Thankfully i've always seen them before you feel the blast enabling me to stop get a good grip and brace myself,very off putting though especially on delicate climbs many pitches off the ground.
Jealous now, we've got no little men painted on the side of our Helicopters. Time to start hovering over Anglezarke and increase that body count ;-)
The F18s come from the airfield at Sion, and can't go very far before having to turn to avoid entering Italian or French airspace, so it looks like continuous dogfights.
Not exactly climbing, but at Blair Athol scout camp this summer, RAF hercules planes would fly over the site every couple of days, getting lower and lower each time. When out on an activity in the nearby hills, one did a fly by and we were higher than it, and we were only a few hundred feet up.
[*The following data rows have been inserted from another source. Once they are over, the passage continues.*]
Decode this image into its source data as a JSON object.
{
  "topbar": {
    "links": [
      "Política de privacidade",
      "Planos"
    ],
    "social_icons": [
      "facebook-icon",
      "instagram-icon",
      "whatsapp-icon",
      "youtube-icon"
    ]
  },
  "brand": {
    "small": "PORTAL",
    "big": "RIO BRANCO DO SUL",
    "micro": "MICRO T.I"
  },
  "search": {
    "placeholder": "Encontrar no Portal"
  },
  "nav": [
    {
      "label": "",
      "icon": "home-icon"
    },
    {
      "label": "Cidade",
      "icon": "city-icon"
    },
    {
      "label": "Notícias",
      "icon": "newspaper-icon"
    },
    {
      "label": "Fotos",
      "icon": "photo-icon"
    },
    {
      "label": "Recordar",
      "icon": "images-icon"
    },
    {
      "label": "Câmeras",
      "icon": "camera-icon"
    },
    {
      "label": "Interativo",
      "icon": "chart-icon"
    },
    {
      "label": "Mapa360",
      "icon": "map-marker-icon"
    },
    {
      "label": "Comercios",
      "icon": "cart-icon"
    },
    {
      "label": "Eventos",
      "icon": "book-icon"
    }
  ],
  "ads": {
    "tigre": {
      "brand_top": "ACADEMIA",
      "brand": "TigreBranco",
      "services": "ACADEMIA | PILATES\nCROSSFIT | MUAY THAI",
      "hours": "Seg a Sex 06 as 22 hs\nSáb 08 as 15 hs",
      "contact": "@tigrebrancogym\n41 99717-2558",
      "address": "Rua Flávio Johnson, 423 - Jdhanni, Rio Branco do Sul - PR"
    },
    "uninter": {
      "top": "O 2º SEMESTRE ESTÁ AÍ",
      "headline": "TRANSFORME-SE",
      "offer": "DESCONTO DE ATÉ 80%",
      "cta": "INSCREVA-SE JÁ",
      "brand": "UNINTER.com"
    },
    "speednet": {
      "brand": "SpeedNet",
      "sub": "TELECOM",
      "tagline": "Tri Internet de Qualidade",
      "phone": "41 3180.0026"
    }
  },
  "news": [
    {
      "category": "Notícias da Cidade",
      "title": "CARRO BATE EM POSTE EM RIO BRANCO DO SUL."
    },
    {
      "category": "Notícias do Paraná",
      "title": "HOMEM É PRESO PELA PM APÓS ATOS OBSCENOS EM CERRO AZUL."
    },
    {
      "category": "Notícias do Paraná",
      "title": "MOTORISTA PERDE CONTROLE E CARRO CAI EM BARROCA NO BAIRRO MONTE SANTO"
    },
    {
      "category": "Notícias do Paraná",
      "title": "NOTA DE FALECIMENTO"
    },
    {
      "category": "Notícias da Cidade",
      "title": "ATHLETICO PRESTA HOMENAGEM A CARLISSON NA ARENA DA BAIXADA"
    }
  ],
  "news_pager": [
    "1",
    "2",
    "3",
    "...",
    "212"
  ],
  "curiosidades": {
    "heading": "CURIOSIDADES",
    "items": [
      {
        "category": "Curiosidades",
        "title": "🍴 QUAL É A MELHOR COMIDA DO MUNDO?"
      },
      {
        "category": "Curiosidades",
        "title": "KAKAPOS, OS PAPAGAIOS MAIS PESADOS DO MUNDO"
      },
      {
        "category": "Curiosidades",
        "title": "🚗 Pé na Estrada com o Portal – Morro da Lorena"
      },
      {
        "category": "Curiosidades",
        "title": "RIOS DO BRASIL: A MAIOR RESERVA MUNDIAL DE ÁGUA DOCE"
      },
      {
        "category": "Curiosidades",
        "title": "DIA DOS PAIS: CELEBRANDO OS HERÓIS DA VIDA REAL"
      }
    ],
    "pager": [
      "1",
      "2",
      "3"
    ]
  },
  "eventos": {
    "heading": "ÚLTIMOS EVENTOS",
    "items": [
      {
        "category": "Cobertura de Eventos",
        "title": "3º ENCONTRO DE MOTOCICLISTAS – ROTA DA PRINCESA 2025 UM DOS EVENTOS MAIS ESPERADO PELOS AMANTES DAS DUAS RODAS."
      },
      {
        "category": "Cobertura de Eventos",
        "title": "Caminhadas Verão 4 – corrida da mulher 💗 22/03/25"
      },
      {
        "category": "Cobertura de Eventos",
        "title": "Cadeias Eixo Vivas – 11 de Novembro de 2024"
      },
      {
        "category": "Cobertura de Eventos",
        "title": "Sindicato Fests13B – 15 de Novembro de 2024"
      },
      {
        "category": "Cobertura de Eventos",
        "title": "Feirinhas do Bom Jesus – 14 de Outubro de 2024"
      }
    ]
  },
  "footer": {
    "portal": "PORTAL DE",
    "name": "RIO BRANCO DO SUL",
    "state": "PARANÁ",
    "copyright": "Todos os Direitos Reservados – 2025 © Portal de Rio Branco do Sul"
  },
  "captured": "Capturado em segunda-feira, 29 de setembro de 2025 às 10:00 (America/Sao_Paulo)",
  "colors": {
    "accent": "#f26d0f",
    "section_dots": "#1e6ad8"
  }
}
We suspect they were using the site as practice for aiming cargo drops out the back but still quite impressive to watch. The lowest pass, there was a guy hanging out the door taking photos and could wave at individual people. an impressive sight anyways
Once when I was on a delicate thin slab climb (F6c) in Switzerland, a Mirage fighter came low and very fast over the ridge. The noise and the surprise made it feel like an explosion and I guess(ed) that had I been in a difficult section of the route, I would have fallen. Did not happen though, fortunately I was on a good stance with reasonable handholds at that moment.
Army don't fly Chinook, it is the wannabes from the RAF.
Was climbing in avon gorge in the summer and had a spitfire doing loops above the gorge. Awesome sound. I did fall off ... lots actually... and ... yeah....was totally the plane's fault :) not my feebly girly arms. no sir.
I thought the fixed-wing big aircraft were the easy option, rather than rotary death machines?
I was once buildering in New York with a girl I'd picked up and kept on being buzzed by bi-planes until I fell off.
That's what you think - the video is on 619 squadron website :O)
Elsewhere on the site
As a long-standing name in the UK rockshoe market, Scarpa have a loyal following and many much-loved models. As a fan... Read more
WINTERFEST 2014 at Outside in Hathersage 6th and 7th December 2014 Outside's ever popular Winterfest event is back... Read more
Everybody who has used a gas cartridge stove in cold conditions knows the lower the temperature, the poorer the performance of... Read more
Nick Livesey discovered the mountains of Snowdonia over a decade ago and finally moved there a year and a half ago, quitting a... Read more
Skiing Baffin’s couloirs has been on my to do list ever since I saw Andrew McLean and Brad Barlage’s inspirational... Read more